“Digital Analytics is the analysis of qualitative and quantitative data from your business and the competition to drive a continual improvement of the online experience that your customers and potential customers have which translates to your desired outcomes”
~ Avinash Kaushik (Author of Web Analytics 2.0 and Web Analytics)
Back to the context of user experience. If you have never ventured into the world of website analytics, it can be tempting not to bother with your website data, particularly if you are already tracking other business goals on your website. BUT, if you have some of that data, you’re already halfway there.
The goal of Data Driven User Experience Design is to connect business objectives with feature sets, UIs, and measurable outcomes. When we identify the profitable actions and trigger activities on the site, we find the data that can be the driver for a continual improvement process, which can bring greater and greater levels of return on investment.
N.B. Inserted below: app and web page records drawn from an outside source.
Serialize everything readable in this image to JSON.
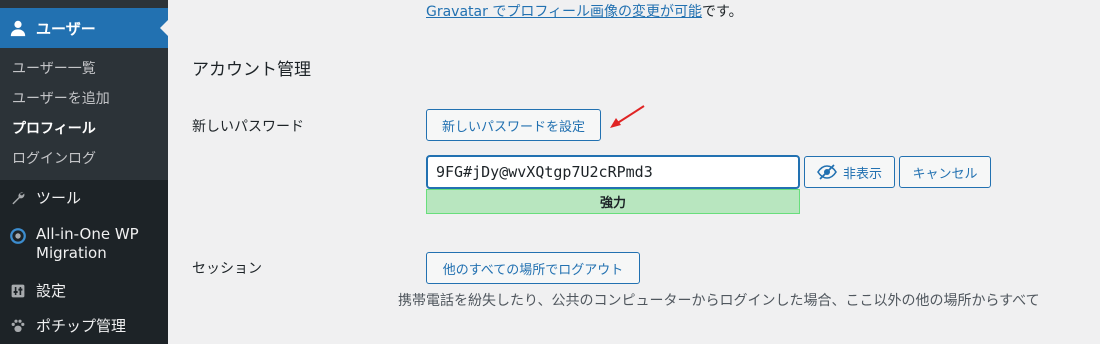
{
  "sidebar": {
    "active_menu": {
      "label": "ユーザー",
      "icon": "user-icon"
    },
    "submenu": [
      {
        "label": "ユーザー一覧"
      },
      {
        "label": "ユーザーを追加"
      },
      {
        "label": "プロフィール",
        "current": true
      },
      {
        "label": "ログインログ"
      }
    ],
    "menu_items": [
      {
        "label": "ツール",
        "icon": "wrench-icon"
      },
      {
        "label": "All-in-One WP Migration",
        "icon": "migration-icon"
      },
      {
        "label": "設定",
        "icon": "settings-icon"
      },
      {
        "label": "ポチップ管理",
        "icon": "paw-icon"
      }
    ],
    "colors": {
      "bg": "#1d2327",
      "active": "#2271b1",
      "submenu_bg": "#2c3338"
    }
  },
  "main": {
    "gravatar_link": "Gravatar でプロフィール画像の変更が可能",
    "gravatar_tail": "です。",
    "section_title": "アカウント管理",
    "new_password": {
      "label": "新しいパスワード",
      "set_button": "新しいパスワードを設定",
      "value": "9FG#jDy@wvXQtgp7U2cRPmd3",
      "hide_button": "非表示",
      "cancel_button": "キャンセル",
      "strength": "強力"
    },
    "sessions": {
      "label": "セッション",
      "logout_button": "他のすべての場所でログアウト",
      "description": "携帯電話を紛失したり、公共のコンピューターからログインした場合、ここ以外の他の場所からすべて"
    },
    "colors": {
      "accent": "#2271b1",
      "strong_bg": "#b8e6bf",
      "annotation_arrow": "#e02424"
    }
  }
}
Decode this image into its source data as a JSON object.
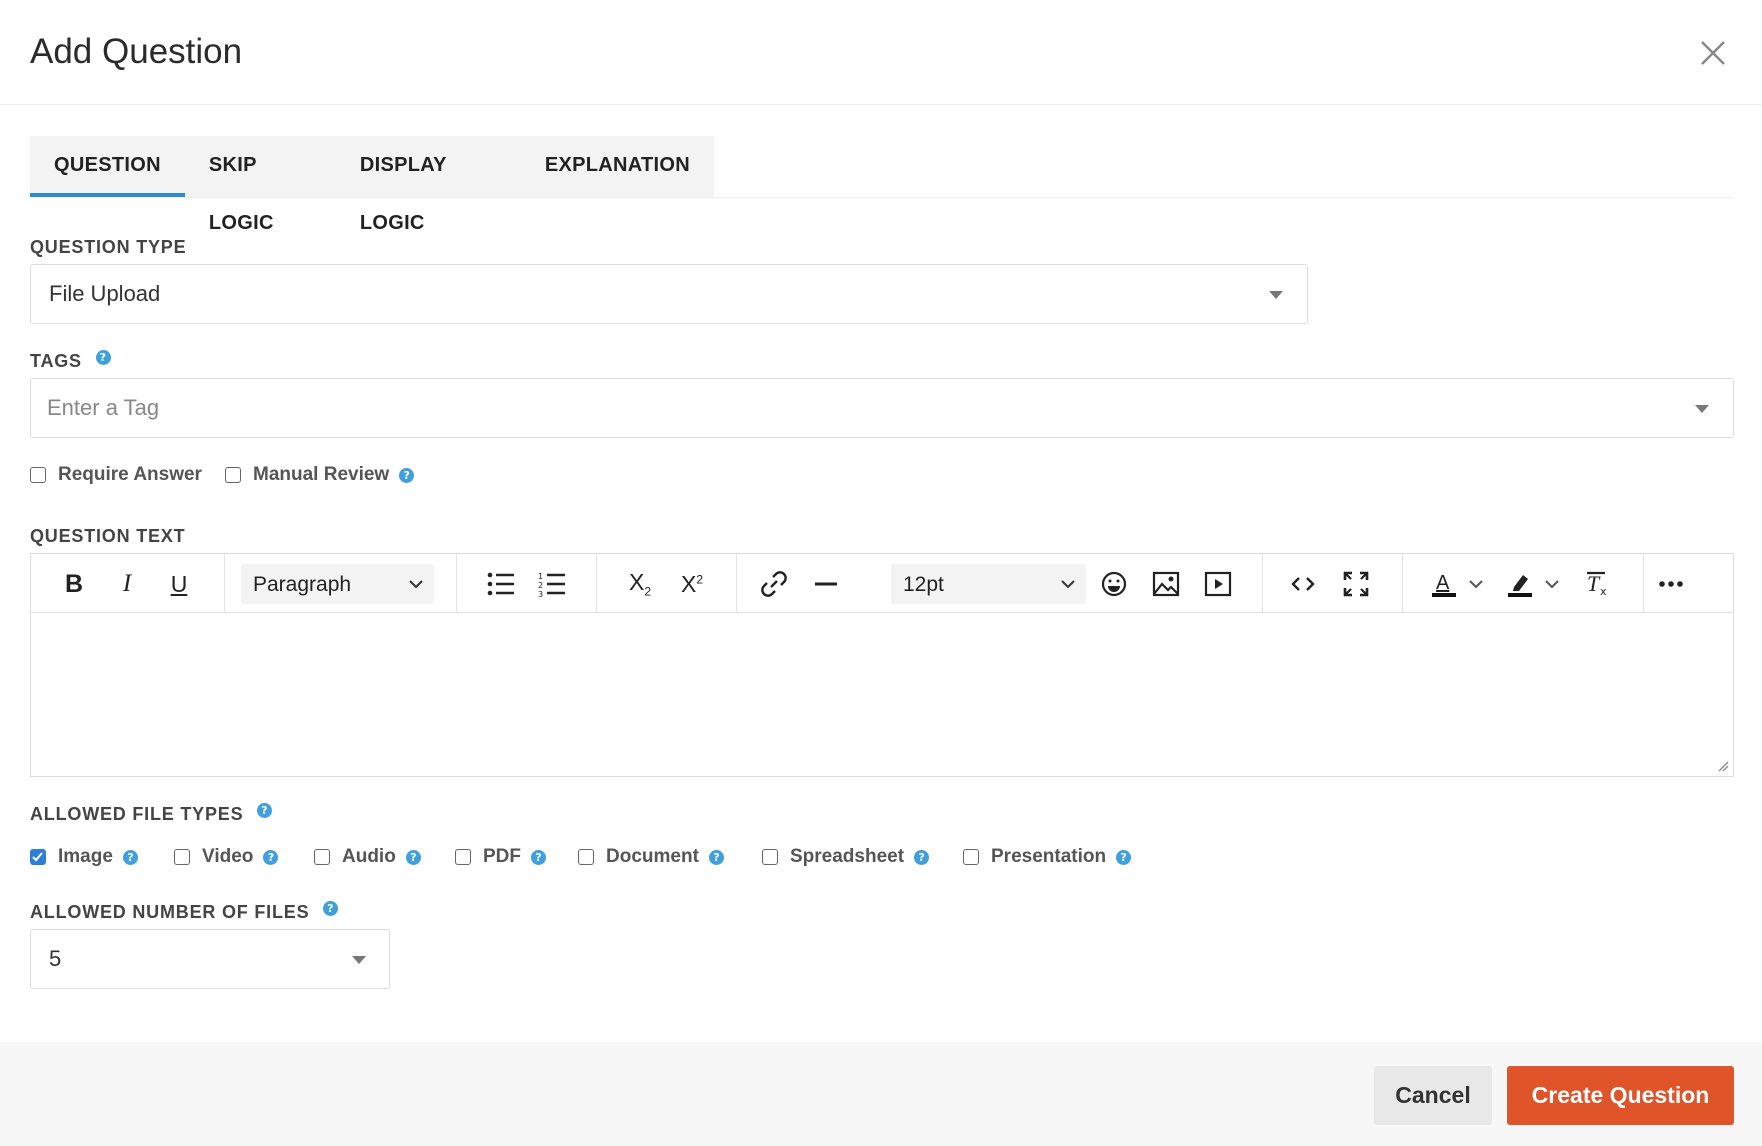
{
  "dialog": {
    "title": "Add Question"
  },
  "tabs": [
    {
      "label": "QUESTION",
      "active": true
    },
    {
      "label": "SKIP LOGIC",
      "active": false
    },
    {
      "label": "DISPLAY LOGIC",
      "active": false
    },
    {
      "label": "EXPLANATION",
      "active": false
    }
  ],
  "question_type": {
    "label": "QUESTION TYPE",
    "value": "File Upload"
  },
  "tags": {
    "label": "TAGS",
    "placeholder": "Enter a Tag"
  },
  "options": [
    {
      "label": "Require Answer",
      "checked": false
    },
    {
      "label": "Manual Review",
      "checked": false
    }
  ],
  "question_text": {
    "label": "QUESTION TEXT",
    "block_format": "Paragraph",
    "font_size": "12pt"
  },
  "file_types": {
    "label": "ALLOWED FILE TYPES",
    "items": [
      {
        "label": "Image",
        "checked": true
      },
      {
        "label": "Video",
        "checked": false
      },
      {
        "label": "Audio",
        "checked": false
      },
      {
        "label": "PDF",
        "checked": false
      },
      {
        "label": "Document",
        "checked": false
      },
      {
        "label": "Spreadsheet",
        "checked": false
      },
      {
        "label": "Presentation",
        "checked": false
      }
    ]
  },
  "num_files": {
    "label": "ALLOWED NUMBER OF FILES",
    "value": "5"
  },
  "footer": {
    "cancel_label": "Cancel",
    "create_label": "Create Question"
  },
  "colors": {
    "accent": "#2f8ad1",
    "primary_button": "#e0542a",
    "help_icon": "#3fa0dd",
    "checkbox_checked": "#2f7fd6"
  }
}
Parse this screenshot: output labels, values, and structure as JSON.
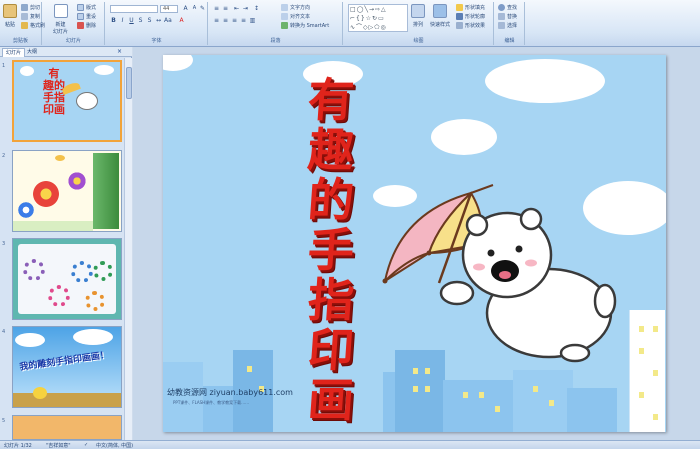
{
  "ribbon": {
    "clipboard": {
      "paste": "粘贴",
      "cut": "剪切",
      "copy": "复制",
      "format_painter": "格式刷",
      "label": "剪贴板"
    },
    "slides": {
      "new_slide": "新建\n幻灯片",
      "layout": "版式",
      "reset": "重设",
      "delete": "删除",
      "label": "幻灯片"
    },
    "font": {
      "font_size": "44",
      "label": "字体"
    },
    "paragraph": {
      "text_direction": "文字方向",
      "align_text": "对齐文本",
      "smartart": "转换为 SmartArt",
      "label": "段落"
    },
    "drawing": {
      "arrange": "排列",
      "quick_styles": "快速样式",
      "shape_fill": "形状填充",
      "shape_outline": "形状轮廓",
      "shape_effects": "形状效果",
      "label": "绘图"
    },
    "editing": {
      "find": "查找",
      "replace": "替换",
      "select": "选择",
      "label": "编辑"
    }
  },
  "panel": {
    "tabs": [
      "幻灯片",
      "大纲"
    ],
    "thumb_numbers": [
      "1",
      "2",
      "3",
      "4",
      "5"
    ],
    "thumb4_text": "我的雕刻手指印画画！"
  },
  "slide": {
    "title_chars": [
      "有",
      "趣",
      "的",
      "手",
      "指",
      "印",
      "画"
    ],
    "watermark": "幼教资源网 ziyuan.baby611.com",
    "watermark_sub": "PPT课件、FLASH课件、教学教案下载……"
  },
  "status": {
    "slide_info": "幻灯片 1/32",
    "theme": "\"吉祥如意\"",
    "language": "中文(简体, 中国)"
  },
  "colors": {
    "title_red": "#e0241b",
    "sky": "#a7d5f3",
    "selected_border": "#f2a33a"
  }
}
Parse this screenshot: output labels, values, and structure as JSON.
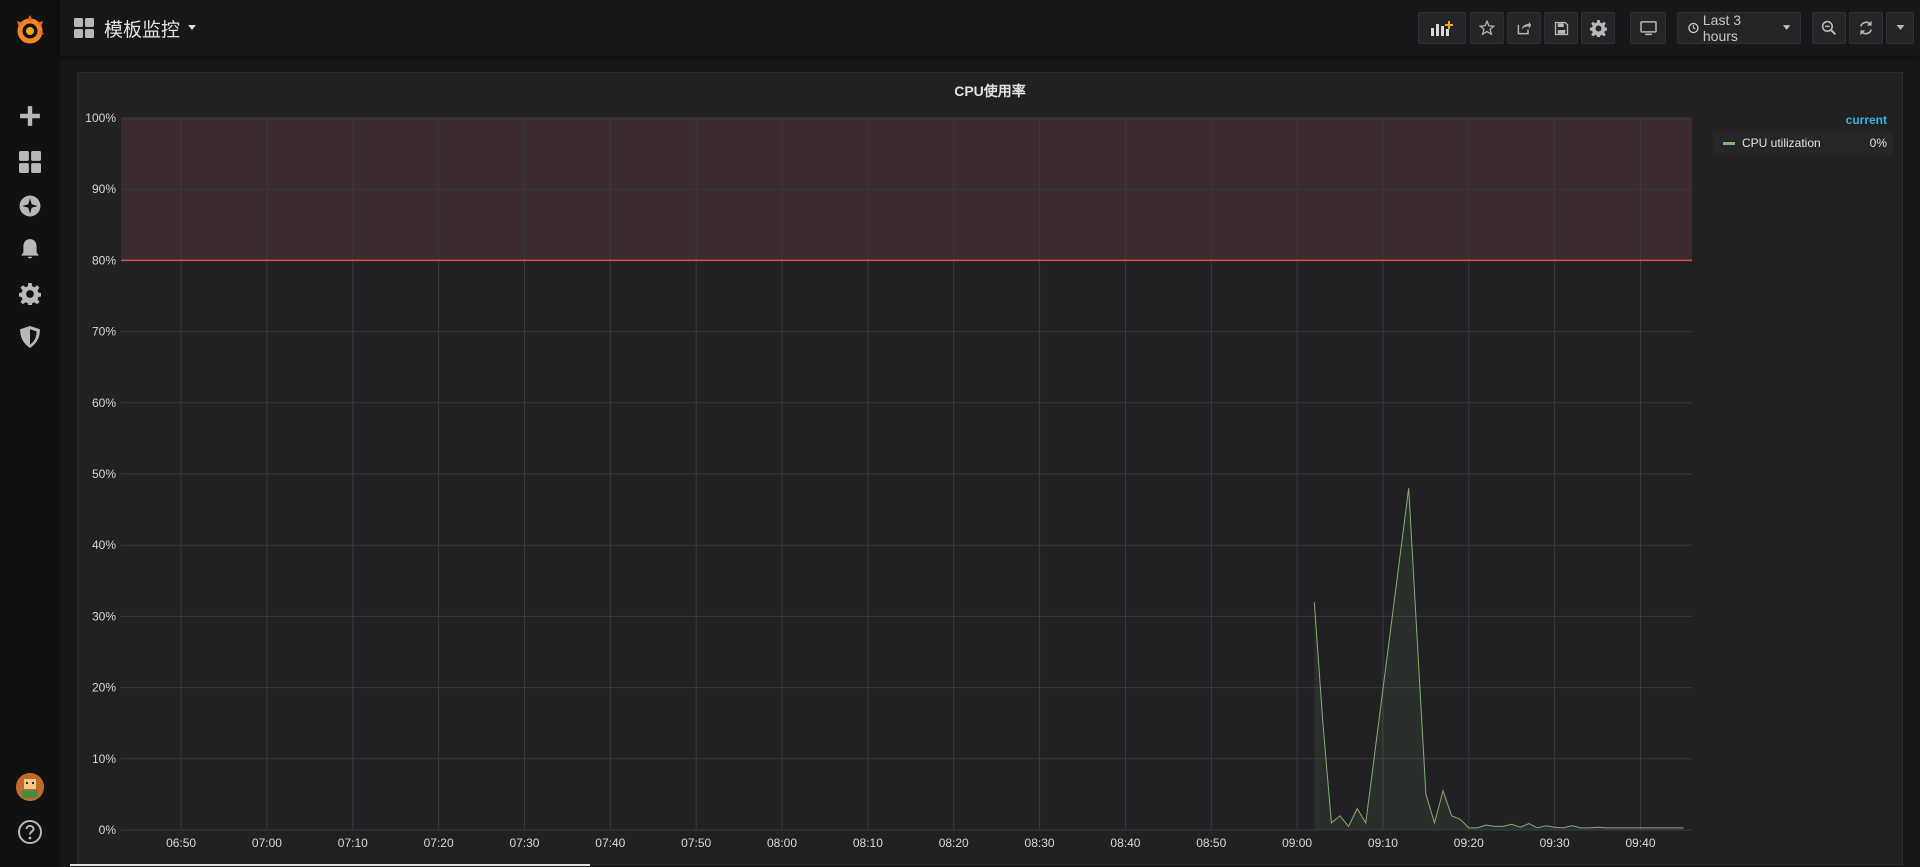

At this point, you may be asking yourself….
- What is a good goal?
- Where do we start?
- What kinds of things do we measure?
- How do we know when we’re doing well?
Start strategic, but then get tactical. What are the goals of your business? How do you envision your website serving your business needs? What should visitors do when they arrive at your site? What kind of user behaviour would be profitable to you while satisfying their needs?
To design an optimal user experience based on user observation and behaviour patterns, start by thinking about the most important measurable action visitors can take on your site. They will be things like:
- Download resource
- Register for the site
- Sign up for a service
- Contact us
- Get a quote
- Request demo
- Share content on social media
- Comment on content
- Purchase a product
- Subscribe to updates
To measure user experience quality, with the result of providing actionable data, we like to suggest beginning with a simple framework, like Google’s HEART metrics:
- Happiness - Perceived ease of use or satisfaction level
- Engagement - The amount of time people spend on the site, or amount of content viewed, shares
- Adoption - The number of newsletter signups, visits, purchases
- Retention - The number of active users and repeat visitors
- Task Success - Goals such as a destination URL or event (eg. downloaded a file)
You will then want to have someone set up goals tied to these in Google Analytics:
- Destination URL (eg. thank-you.html)
- Duration (eg. 5 minutes or more)
- Pages/screens (eg. 3 pages)
- Event (eg. played a video)
Beginning to collect these kinds of metrics will provide some actionable data to help make decisions that are both data-driven and user-centered. Over time, (at least four weeks of tracking) patterns will be begin to emerge that will be worth investigating in more detail. There’s just one caveat: metrics only tell you what users did, they can’t explain why. This means that once a pattern emerges it’s an opportunity to begin testing the ‘why’ hypotheses with real users (more on that topic soon!).Originally published on kanopistudios.com